Answer: It is part of the solution. There are aspects that will continue to be challenging – not matter the size of deployment you still have to invest in the design of and build the back end processes to support front end analysis. So in terms of ROI the more users of your BI solution the better. Having easy to use tools that can be rolled out with little to no training to many, who then in turn utilize the BI infrastructure to drive business benefit is key. This is where Yellowfin focuses its efforts – it is not just about being easier to use per se, but also easier to deploy (via a browser), easier to administer and manage security etc.
Question 6: The BI industry promotes methodology for an enterprise view and consolidating across the enterprise (e.g. customers across marketing, sales, finance). Does this make sense for the management team?
Answer: Yes and No. The reality is that even in Global organizations Senior Management and the executive team are primarily responsible for and remunerated on their performance within their area of the business. Consolidating data, such as a single view of the customer may have little to no actionable impact for these Managers (Great for analytical Marketing and Customer relationship Managers).
However, for management having a single consolidated view of business performance is critical. The data may exist in data silos but the delivery and presentation may well be consolidated to provide a global view of the organization. This is a large distinction – consolidation of data versus consolidation of presentation.
Question 7: Where are you positioning Yellowfin in the market?
Answer: Yellowfin is positioned as a viable alternative to the traditional vendors – Cognos, Business Objects, Hyperion etc.
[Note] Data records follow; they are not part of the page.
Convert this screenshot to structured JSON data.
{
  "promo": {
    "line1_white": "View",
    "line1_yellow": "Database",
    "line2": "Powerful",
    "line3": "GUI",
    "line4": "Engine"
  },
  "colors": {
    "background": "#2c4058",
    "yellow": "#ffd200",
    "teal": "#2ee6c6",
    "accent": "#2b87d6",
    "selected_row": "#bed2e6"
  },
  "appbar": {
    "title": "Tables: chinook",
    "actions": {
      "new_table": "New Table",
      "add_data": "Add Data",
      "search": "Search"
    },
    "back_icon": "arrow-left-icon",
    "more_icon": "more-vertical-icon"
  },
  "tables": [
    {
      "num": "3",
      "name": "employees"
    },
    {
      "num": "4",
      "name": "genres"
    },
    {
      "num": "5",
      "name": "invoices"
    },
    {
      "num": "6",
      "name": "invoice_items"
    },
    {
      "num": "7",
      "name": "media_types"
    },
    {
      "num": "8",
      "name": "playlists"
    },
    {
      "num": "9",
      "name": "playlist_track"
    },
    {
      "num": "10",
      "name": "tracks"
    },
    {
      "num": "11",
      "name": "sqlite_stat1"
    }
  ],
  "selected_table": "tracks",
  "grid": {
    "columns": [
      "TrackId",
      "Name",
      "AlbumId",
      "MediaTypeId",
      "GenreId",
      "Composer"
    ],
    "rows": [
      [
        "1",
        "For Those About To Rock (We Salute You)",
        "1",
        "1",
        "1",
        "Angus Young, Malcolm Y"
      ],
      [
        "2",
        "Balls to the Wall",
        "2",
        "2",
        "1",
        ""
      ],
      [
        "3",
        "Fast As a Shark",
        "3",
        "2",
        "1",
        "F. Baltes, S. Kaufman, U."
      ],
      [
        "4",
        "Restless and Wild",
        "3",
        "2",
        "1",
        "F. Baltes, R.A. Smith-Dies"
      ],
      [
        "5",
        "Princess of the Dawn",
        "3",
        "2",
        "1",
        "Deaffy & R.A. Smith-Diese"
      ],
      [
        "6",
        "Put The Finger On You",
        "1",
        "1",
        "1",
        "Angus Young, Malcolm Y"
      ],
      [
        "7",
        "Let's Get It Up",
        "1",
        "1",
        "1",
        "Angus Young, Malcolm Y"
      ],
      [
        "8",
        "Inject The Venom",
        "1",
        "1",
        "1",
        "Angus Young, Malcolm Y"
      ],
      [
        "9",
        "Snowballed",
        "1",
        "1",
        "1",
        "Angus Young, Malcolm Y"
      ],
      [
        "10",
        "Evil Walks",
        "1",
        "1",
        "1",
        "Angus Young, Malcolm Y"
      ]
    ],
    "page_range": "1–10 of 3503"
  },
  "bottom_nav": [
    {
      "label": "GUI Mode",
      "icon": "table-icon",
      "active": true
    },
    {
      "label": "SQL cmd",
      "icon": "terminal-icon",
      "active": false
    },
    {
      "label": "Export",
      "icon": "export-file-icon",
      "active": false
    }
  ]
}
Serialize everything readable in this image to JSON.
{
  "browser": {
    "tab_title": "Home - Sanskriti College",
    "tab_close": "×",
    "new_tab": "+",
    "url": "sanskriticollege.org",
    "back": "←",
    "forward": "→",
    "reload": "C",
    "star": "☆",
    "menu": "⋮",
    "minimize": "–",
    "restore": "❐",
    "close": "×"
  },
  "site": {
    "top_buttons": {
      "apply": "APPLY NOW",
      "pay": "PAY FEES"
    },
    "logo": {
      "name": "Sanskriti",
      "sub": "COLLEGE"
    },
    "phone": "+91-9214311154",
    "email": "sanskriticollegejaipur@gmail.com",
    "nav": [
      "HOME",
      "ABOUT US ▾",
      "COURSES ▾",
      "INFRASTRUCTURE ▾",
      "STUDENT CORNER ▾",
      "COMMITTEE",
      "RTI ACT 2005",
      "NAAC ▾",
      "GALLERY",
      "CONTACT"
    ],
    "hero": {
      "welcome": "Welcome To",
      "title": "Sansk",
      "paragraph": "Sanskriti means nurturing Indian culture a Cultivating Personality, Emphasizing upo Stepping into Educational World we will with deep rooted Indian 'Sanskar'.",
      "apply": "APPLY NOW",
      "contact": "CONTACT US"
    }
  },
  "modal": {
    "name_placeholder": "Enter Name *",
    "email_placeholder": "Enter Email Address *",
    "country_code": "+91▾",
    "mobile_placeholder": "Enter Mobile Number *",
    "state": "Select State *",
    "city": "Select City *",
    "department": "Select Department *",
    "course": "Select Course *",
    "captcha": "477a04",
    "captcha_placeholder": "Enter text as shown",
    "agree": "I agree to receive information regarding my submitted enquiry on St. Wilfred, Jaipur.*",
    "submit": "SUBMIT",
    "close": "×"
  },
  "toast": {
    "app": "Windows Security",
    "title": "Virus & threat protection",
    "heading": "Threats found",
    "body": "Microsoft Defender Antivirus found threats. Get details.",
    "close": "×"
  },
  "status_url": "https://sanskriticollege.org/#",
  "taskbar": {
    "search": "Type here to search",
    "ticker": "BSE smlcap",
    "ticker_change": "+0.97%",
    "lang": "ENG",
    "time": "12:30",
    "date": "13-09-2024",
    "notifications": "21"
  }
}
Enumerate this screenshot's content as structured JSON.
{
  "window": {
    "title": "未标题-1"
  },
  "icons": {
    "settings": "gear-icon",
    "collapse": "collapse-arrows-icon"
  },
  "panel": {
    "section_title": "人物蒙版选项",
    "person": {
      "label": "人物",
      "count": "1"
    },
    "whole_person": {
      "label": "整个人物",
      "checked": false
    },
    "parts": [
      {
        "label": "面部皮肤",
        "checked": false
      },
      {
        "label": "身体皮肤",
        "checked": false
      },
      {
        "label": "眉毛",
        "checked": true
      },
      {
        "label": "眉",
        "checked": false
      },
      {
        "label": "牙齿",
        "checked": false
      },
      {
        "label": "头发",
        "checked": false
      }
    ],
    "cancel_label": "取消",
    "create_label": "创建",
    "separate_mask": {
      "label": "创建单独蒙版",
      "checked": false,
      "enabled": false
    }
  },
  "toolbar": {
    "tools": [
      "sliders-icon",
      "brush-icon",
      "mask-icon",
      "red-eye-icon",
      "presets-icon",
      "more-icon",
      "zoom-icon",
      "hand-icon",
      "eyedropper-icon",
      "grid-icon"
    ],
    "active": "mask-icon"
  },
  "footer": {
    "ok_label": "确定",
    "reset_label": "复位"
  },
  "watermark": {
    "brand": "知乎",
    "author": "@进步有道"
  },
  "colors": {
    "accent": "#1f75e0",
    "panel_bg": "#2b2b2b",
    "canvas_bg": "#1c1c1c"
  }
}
Our focus though is purely on the presentation layer. We are not building a BI stack. There are plenty of great specialized BI components for ETL, Budgeting and Forecasting which is not our area of specialization. So for we are driven by developing very easy to use presentation layer which can be deployed for 100s and 1000’s of users. It is in this space that we excel.
Question 8: Should learning to use a BI system be as quick and simple as, say, CRM or even Google?
Answer: Yes – for too long there has been this aura surrounding BI that it is a hugely complex undertaking, but let’s be honest with ourselves – when it boils down to it BI is just charts and tables. Well Ok maybe a bit more complex but the mind set has to change, from being a hugely difficult task to making it easy. End users are becoming more analytical and demanding greater access to data - going forward embedded BI applications are going to be seamless to the end user. They will use these tools almost without being aware of them. For companies are not going to have the time or the capability to train the vast majority of day-to-day users in how to use their BI tools – they will have to be easy and intuitive to use.
Question 9: Where do you envision the BI market going over the next 5 or even 10 years?
Answer: he biggest change in the BI market will be the emergence and dominance of Embedded BI. BI as a standalone application is going to be a very small segment of the market.
Embedded BI is needed to support the 1000’s of organizational information stakeholders. Process oriented workers and customers want access to BI at the point when they need it to complete their tasks within the application that they are using for transactional purposes – they do not want to access an alternate application for their reports and data. It is this area of embedded BI that is really going to make BI pervasive, bite size, tailored to the business process and rich in collaborative functionality.
Question 10: Excellent talking with you Glen. Do you have any additional links or information about Yellowfin you want to share?
Answer: Thanks Tom, it’s been a pleasure. If you want to find out more then go to www.yellowfin.bi.